(RAW DATA begins)
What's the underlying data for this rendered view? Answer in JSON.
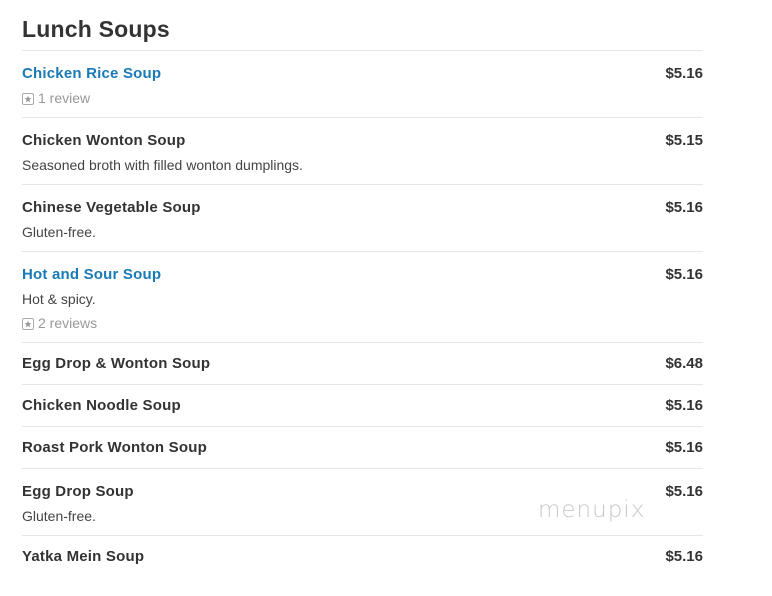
{
  "section": {
    "title": "Lunch Soups"
  },
  "items": [
    {
      "name": "Chicken Rice Soup",
      "price": "$5.16",
      "description": "",
      "reviews": "1 review"
    },
    {
      "name": "Chicken Wonton Soup",
      "price": "$5.15",
      "description": "Seasoned broth with filled wonton dumplings.",
      "reviews": ""
    },
    {
      "name": "Chinese Vegetable Soup",
      "price": "$5.16",
      "description": "Gluten-free.",
      "reviews": ""
    },
    {
      "name": "Hot and Sour Soup",
      "price": "$5.16",
      "description": "Hot & spicy.",
      "reviews": "2 reviews"
    },
    {
      "name": "Egg Drop & Wonton Soup",
      "price": "$6.48",
      "description": "",
      "reviews": ""
    },
    {
      "name": "Chicken Noodle Soup",
      "price": "$5.16",
      "description": "",
      "reviews": ""
    },
    {
      "name": "Roast Pork Wonton Soup",
      "price": "$5.16",
      "description": "",
      "reviews": ""
    },
    {
      "name": "Egg Drop Soup",
      "price": "$5.16",
      "description": "Gluten-free.",
      "reviews": ""
    },
    {
      "name": "Yatka Mein Soup",
      "price": "$5.16",
      "description": "",
      "reviews": ""
    }
  ],
  "watermark": "menupix",
  "colors": {
    "link": "#1a7ab5",
    "text": "#333333",
    "muted": "#999999",
    "divider": "#e6e6e6"
  },
  "icons": {
    "review": "star-review-icon"
  }
}
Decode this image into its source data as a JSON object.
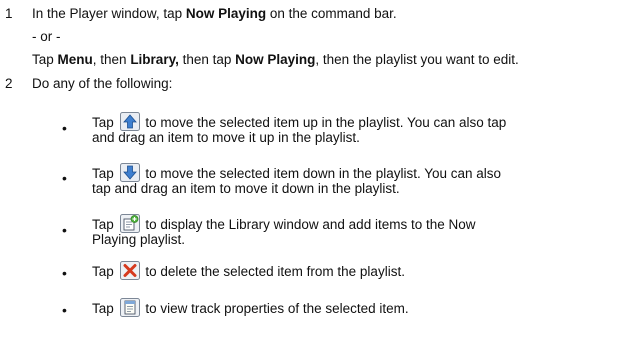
{
  "step1": {
    "number": "1",
    "line1": {
      "a": "In the Player window, tap ",
      "b": "Now Playing",
      "c": " on the command bar."
    },
    "or": "- or -",
    "line2": {
      "a": "Tap ",
      "b": "Menu",
      "c": ", then ",
      "d": "Library,",
      "e": " then tap ",
      "f": "Now Playing",
      "g": ", then the playlist you want to edit."
    }
  },
  "step2": {
    "number": "2",
    "intro": "Do any of the following:",
    "bullet_glyph": "•",
    "items": [
      {
        "icon": "up-arrow-icon",
        "tap": "Tap",
        "text": "to move the selected item up in the playlist. You can also tap and drag an item to move it up in the playlist."
      },
      {
        "icon": "down-arrow-icon",
        "tap": "Tap",
        "text": "to move the selected item down in the playlist. You can also tap and drag an item to move it down in the playlist."
      },
      {
        "icon": "add-to-playlist-icon",
        "tap": "Tap",
        "text": "to display the Library window and add items to the Now Playing playlist."
      },
      {
        "icon": "delete-icon",
        "tap": "Tap",
        "text": "to delete the selected item from the playlist."
      },
      {
        "icon": "properties-icon",
        "tap": "Tap",
        "text": "to view track properties of the selected item."
      }
    ]
  }
}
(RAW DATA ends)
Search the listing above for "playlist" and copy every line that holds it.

      "g": ", then the playlist you want to edit."
        "text": "to move the selected item up in the playlist. You can also tap and drag an item to move it up in the playlist."
        "text": "to move the selected item down in the playlist. You can also tap and drag an item to move it down in the playlist."
        "icon": "add-to-playlist-icon",
        "text": "to display the Library window and add items to the Now Playing playlist."
        "text": "to delete the selected item from the playlist."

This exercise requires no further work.